Xanthelasma development occurs as a result of an excessive uptake of low-density lipoprotein particles through the vascular wall into the interstitial area of connective tissues surrounding the eye.2 Diagnosis of xanthelasma is primarily guided by history and physical examination. Laboratory assessment may be indicated to rule out lipid abnormality and biopsy if atypical in appearance. Xanthelasma formation has been associated with thyroid disorders, diabetes, inflammatory skin disorders, and medication use (eg, glucocorticoids, cyclosporine, cimetidine, and tamoxifen).3
As xanthelasma is benign and asymptomatic, treatment is typically sought for cosmetic reasons. Surgical removal is readily accomplished but may uncommonly result in scar formation.3 Other options for lesion removal include laser, cryosurgery, and trichloroacetic acid application.4 Treatment options should be individualized based on the size and location of the lesion, patient preference, and provider experience.
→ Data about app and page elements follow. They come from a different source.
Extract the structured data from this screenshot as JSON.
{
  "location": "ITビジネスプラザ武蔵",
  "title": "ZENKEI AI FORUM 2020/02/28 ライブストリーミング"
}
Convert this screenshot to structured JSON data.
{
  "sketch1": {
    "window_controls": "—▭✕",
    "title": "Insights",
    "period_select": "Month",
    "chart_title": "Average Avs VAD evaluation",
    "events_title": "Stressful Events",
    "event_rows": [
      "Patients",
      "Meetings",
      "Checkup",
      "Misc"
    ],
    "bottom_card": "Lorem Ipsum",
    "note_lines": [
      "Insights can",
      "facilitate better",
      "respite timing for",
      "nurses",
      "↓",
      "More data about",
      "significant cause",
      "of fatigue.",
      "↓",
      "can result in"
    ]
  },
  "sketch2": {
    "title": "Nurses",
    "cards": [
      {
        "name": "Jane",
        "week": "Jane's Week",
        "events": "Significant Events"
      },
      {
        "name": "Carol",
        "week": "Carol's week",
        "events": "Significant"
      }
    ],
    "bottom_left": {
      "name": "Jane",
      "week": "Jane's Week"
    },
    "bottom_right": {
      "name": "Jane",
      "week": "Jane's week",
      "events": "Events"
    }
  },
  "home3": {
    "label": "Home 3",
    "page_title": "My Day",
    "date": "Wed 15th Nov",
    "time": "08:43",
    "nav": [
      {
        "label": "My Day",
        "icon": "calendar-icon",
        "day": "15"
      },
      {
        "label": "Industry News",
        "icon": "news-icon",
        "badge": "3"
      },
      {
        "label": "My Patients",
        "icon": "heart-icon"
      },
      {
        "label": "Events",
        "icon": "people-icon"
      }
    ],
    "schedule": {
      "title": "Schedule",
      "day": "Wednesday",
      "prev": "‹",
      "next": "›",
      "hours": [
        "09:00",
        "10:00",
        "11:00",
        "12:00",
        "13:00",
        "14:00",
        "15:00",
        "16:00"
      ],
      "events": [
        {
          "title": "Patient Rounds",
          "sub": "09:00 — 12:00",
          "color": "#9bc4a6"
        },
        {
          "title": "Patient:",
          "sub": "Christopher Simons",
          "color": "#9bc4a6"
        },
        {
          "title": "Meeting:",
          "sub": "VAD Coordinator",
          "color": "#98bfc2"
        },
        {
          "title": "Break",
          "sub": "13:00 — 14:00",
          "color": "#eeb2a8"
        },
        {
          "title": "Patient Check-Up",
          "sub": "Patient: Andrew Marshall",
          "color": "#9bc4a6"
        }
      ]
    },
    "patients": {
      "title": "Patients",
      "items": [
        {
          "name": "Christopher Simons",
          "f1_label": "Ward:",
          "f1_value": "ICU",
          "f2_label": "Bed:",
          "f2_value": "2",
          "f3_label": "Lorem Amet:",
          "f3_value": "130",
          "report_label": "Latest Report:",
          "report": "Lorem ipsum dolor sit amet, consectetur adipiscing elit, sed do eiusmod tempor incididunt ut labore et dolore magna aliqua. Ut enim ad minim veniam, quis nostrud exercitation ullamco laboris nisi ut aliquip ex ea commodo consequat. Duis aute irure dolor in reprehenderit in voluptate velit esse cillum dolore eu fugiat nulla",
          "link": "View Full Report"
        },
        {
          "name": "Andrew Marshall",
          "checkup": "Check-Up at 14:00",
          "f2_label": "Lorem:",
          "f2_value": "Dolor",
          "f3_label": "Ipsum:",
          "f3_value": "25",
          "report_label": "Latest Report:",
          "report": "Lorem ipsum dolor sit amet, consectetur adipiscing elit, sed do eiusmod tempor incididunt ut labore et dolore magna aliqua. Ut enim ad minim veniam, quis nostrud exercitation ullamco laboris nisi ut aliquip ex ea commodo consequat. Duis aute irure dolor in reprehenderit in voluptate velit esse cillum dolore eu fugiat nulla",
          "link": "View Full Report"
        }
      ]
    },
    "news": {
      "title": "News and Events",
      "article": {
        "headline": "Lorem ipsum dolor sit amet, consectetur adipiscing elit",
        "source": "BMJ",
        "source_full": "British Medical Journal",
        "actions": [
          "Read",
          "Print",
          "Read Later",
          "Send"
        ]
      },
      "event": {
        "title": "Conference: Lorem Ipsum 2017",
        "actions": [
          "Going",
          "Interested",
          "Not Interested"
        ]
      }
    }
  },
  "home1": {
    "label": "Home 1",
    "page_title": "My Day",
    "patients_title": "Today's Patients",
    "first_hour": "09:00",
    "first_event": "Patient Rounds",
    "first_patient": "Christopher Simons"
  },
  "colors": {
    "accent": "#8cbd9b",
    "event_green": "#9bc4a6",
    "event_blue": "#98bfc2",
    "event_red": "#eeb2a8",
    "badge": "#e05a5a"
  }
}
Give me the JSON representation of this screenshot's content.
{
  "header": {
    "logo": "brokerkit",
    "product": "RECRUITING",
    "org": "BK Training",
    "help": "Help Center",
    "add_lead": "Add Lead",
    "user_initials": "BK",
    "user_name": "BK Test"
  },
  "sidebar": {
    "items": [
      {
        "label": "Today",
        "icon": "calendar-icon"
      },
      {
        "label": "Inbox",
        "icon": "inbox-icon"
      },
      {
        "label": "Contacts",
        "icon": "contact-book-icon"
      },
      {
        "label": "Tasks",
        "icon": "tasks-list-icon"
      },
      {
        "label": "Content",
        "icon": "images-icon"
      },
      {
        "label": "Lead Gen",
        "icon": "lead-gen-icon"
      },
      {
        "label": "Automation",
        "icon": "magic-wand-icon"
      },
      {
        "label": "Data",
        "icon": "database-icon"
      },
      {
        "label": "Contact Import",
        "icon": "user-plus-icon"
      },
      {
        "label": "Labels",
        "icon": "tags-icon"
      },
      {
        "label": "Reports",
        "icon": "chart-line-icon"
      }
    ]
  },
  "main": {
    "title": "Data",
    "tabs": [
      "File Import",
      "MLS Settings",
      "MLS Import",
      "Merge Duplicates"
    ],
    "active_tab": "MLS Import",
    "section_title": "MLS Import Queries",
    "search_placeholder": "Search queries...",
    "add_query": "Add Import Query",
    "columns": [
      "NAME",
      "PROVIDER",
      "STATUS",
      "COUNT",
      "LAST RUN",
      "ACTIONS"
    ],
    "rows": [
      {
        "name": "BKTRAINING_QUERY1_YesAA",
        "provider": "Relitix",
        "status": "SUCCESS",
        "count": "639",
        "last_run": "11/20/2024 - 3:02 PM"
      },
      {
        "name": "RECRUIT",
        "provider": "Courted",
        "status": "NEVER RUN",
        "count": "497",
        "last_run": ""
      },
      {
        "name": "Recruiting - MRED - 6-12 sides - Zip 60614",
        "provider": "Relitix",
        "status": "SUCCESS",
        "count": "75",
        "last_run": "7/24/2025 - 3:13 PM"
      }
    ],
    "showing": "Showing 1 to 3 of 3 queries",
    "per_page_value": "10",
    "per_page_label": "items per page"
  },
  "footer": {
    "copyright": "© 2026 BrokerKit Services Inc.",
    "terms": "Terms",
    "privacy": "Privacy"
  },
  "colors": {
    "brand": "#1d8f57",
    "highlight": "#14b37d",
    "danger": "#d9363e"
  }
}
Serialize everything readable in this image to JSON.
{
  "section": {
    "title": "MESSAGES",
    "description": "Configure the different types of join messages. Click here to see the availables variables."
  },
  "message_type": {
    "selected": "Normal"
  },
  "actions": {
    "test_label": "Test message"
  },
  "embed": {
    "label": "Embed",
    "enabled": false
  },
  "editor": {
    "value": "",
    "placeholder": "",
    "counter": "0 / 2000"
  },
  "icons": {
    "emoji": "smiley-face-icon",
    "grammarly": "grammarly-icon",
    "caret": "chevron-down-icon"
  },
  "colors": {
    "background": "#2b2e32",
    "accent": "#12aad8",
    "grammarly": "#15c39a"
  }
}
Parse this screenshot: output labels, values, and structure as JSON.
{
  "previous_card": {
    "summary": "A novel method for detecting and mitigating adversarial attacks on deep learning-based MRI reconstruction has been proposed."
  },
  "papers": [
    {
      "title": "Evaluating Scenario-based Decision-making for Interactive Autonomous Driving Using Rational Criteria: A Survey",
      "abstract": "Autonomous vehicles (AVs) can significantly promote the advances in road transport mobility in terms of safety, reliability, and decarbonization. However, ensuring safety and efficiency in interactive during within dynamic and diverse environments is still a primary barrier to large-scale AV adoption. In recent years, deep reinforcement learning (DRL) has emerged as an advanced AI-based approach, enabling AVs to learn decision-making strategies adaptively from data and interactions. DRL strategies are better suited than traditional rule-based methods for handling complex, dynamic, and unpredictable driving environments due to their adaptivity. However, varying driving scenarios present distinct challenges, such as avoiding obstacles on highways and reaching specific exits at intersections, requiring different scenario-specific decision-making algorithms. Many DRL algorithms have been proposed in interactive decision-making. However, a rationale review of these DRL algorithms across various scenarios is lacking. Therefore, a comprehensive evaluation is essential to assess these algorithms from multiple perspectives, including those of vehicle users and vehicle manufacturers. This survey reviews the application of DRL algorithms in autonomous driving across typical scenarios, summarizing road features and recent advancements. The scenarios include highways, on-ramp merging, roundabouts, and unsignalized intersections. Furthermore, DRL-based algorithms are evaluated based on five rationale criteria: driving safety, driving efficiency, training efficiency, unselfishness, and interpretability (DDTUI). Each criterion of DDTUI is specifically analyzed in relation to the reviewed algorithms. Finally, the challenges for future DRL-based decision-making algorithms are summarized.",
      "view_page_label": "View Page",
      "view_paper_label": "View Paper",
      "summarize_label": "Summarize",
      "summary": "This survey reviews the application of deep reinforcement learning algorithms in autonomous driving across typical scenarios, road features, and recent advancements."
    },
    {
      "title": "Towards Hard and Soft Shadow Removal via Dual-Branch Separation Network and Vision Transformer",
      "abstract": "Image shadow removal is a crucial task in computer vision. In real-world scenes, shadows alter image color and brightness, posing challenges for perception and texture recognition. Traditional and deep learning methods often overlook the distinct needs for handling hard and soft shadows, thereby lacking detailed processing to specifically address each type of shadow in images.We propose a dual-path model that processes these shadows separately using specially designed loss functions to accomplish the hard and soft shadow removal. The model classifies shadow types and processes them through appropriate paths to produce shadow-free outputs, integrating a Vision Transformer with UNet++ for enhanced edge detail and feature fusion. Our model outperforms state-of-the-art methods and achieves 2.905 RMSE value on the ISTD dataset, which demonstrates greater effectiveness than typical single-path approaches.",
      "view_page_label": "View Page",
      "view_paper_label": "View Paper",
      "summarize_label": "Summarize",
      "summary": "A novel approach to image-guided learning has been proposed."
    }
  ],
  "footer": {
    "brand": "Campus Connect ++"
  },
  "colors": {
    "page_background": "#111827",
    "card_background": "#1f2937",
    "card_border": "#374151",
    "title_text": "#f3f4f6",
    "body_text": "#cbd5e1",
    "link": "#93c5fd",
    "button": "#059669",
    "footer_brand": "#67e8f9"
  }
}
If the patient has an underlying medical condition with an abnormal lipid profile, referral for medical treatment and lifestyle modifications are advised.
- Roy FH, Fraunfelder FW, Fraunfelder FT. Roy and Fraunfelder’s Current Ocular Therapy. 6th ed. Philadelphia, PA: Saunders Elsevier; 2007:464.
- Zak A, Zeman M, Slaby A, Vecka A. Xanthomas: clinical and pathophysiological relations. Biomed Pap Med Fac Univ Palacky Olomouc Czech Republic. 2014;158(2):181-188.
- Nair PA, Singhal R. Xanthelasma palpebrarum – a brief review. Clin Cosmet Investig Dermatol. 2018;11:1-5.
- Laftah Z, Al-Niami F. Xanthelasma: an update on treatment modalities. J Cutan Aesthet Surg. 2018;11(1):1-6.